▶ Problem requirements
Retype the entries exactly. Include every line.

Element data from apps and pages:
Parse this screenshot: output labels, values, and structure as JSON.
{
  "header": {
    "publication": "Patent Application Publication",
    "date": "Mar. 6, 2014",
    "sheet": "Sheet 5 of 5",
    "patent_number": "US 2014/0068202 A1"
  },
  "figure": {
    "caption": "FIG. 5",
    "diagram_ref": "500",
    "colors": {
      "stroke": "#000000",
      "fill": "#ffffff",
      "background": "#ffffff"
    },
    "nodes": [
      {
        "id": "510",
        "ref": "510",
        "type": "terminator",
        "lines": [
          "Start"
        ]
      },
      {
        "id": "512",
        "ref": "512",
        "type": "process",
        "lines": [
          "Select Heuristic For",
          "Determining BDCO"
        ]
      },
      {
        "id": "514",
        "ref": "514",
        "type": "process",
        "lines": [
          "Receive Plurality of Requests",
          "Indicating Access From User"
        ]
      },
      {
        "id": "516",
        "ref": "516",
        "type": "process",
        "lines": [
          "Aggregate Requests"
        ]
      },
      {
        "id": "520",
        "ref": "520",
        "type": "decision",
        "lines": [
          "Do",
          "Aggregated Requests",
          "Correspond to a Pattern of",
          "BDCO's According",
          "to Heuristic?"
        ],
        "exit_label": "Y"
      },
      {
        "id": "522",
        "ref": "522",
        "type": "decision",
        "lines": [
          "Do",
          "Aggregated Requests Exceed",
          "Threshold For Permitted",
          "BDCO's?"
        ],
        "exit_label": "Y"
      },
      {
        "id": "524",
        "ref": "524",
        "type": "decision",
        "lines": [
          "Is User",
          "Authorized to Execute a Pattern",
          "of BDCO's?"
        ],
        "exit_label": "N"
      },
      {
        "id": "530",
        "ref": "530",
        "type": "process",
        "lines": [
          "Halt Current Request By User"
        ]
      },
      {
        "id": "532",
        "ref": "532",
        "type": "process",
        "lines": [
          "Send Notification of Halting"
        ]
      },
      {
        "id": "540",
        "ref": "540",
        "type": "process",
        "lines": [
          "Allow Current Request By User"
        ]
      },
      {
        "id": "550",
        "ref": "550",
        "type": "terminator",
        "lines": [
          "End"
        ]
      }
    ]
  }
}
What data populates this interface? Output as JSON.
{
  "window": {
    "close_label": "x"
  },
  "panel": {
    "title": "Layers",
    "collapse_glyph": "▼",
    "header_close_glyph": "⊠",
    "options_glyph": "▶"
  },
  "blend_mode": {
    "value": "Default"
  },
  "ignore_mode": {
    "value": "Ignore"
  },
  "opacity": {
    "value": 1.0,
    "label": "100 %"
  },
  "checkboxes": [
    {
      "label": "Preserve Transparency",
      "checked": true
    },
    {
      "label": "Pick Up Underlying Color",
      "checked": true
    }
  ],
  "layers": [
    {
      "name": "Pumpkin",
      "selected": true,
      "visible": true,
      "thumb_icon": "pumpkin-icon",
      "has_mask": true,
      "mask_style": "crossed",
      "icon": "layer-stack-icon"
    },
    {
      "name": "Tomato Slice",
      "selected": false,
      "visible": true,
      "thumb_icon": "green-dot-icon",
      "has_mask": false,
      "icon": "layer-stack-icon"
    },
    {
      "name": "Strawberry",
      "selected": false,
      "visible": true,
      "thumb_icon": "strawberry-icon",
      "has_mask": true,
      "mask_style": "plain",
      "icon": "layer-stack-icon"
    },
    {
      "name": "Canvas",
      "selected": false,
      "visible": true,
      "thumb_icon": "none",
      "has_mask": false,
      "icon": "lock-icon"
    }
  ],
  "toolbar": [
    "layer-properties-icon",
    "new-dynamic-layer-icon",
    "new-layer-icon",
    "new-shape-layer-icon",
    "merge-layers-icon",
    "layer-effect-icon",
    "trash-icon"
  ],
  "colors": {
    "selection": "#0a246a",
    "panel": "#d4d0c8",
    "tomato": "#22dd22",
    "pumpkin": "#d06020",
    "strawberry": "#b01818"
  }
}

▶ Answer box
Parse this screenshot: output labels, values, and structure as JSON.
{
  "header": {
    "publication": "Patent Application Publication",
    "date": "Mar. 6, 2014",
    "sheet": "Sheet 5 of 5",
    "patent_number": "US 2014/0068202 A1"
  },
  "figure": {
    "caption": "FIG. 5",
    "diagram_ref": "500",
    "colors": {
      "stroke": "#000000",
      "fill": "#ffffff",
      "background": "#ffffff"
    },
    "nodes": [
      {
        "id": "510",
        "ref": "510",
        "type": "terminator",
        "lines": [
          "Start"
        ]
      },
      {
        "id": "512",
        "ref": "512",
        "type": "process",
        "lines": [
          "Select Heuristic For",
          "Determining BDCO"
        ]
      },
      {
        "id": "514",
        "ref": "514",
        "type": "process",
        "lines": [
          "Receive Plurality of Requests",
          "Indicating Access From User"
        ]
      },
      {
        "id": "516",
        "ref": "516",
        "type": "process",
        "lines": [
          "Aggregate Requests"
        ]
      },
      {
        "id": "520",
        "ref": "520",
        "type": "decision",
        "lines": [
          "Do",
          "Aggregated Requests",
          "Correspond to a Pattern of",
          "BDCO's According",
          "to Heuristic?"
        ],
        "exit_label": "Y"
      },
      {
        "id": "522",
        "ref": "522",
        "type": "decision",
        "lines": [
          "Do",
          "Aggregated Requests Exceed",
          "Threshold For Permitted",
          "BDCO's?"
        ],
        "exit_label": "Y"
      },
      {
        "id": "524",
        "ref": "524",
        "type": "decision",
        "lines": [
          "Is User",
          "Authorized to Execute a Pattern",
          "of BDCO's?"
        ],
        "exit_label": "N"
      },
      {
        "id": "530",
        "ref": "530",
        "type": "process",
        "lines": [
          "Halt Current Request By User"
        ]
      },
      {
        "id": "532",
        "ref": "532",
        "type": "process",
        "lines": [
          "Send Notification of Halting"
        ]
      },
      {
        "id": "540",
        "ref": "540",
        "type": "process",
        "lines": [
          "Allow Current Request By User"
        ]
      },
      {
        "id": "550",
        "ref": "550",
        "type": "terminator",
        "lines": [
          "End"
        ]
      }
    ]
  }
}
What data populates this interface? Output as JSON.
{
  "window": {
    "close_label": "x"
  },
  "panel": {
    "title": "Layers",
    "collapse_glyph": "▼",
    "header_close_glyph": "⊠",
    "options_glyph": "▶"
  },
  "blend_mode": {
    "value": "Default"
  },
  "ignore_mode": {
    "value": "Ignore"
  },
  "opacity": {
    "value": 1.0,
    "label": "100 %"
  },
  "checkboxes": [
    {
      "label": "Preserve Transparency",
      "checked": true
    },
    {
      "label": "Pick Up Underlying Color",
      "checked": true
    }
  ],
  "layers": [
    {
      "name": "Pumpkin",
      "selected": true,
      "visible": true,
      "thumb_icon": "pumpkin-icon",
      "has_mask": true,
      "mask_style": "crossed",
      "icon": "layer-stack-icon"
    },
    {
      "name": "Tomato Slice",
      "selected": false,
      "visible": true,
      "thumb_icon": "green-dot-icon",
      "has_mask": false,
      "icon": "layer-stack-icon"
    },
    {
      "name": "Strawberry",
      "selected": false,
      "visible": true,
      "thumb_icon": "strawberry-icon",
      "has_mask": true,
      "mask_style": "plain",
      "icon": "layer-stack-icon"
    },
    {
      "name": "Canvas",
      "selected": false,
      "visible": true,
      "thumb_icon": "none",
      "has_mask": false,
      "icon": "lock-icon"
    }
  ],
  "toolbar": [
    "layer-properties-icon",
    "new-dynamic-layer-icon",
    "new-layer-icon",
    "new-shape-layer-icon",
    "merge-layers-icon",
    "layer-effect-icon",
    "trash-icon"
  ],
  "colors": {
    "selection": "#0a246a",
    "panel": "#d4d0c8",
    "tomato": "#22dd22",
    "pumpkin": "#d06020",
    "strawberry": "#b01818"
  }
}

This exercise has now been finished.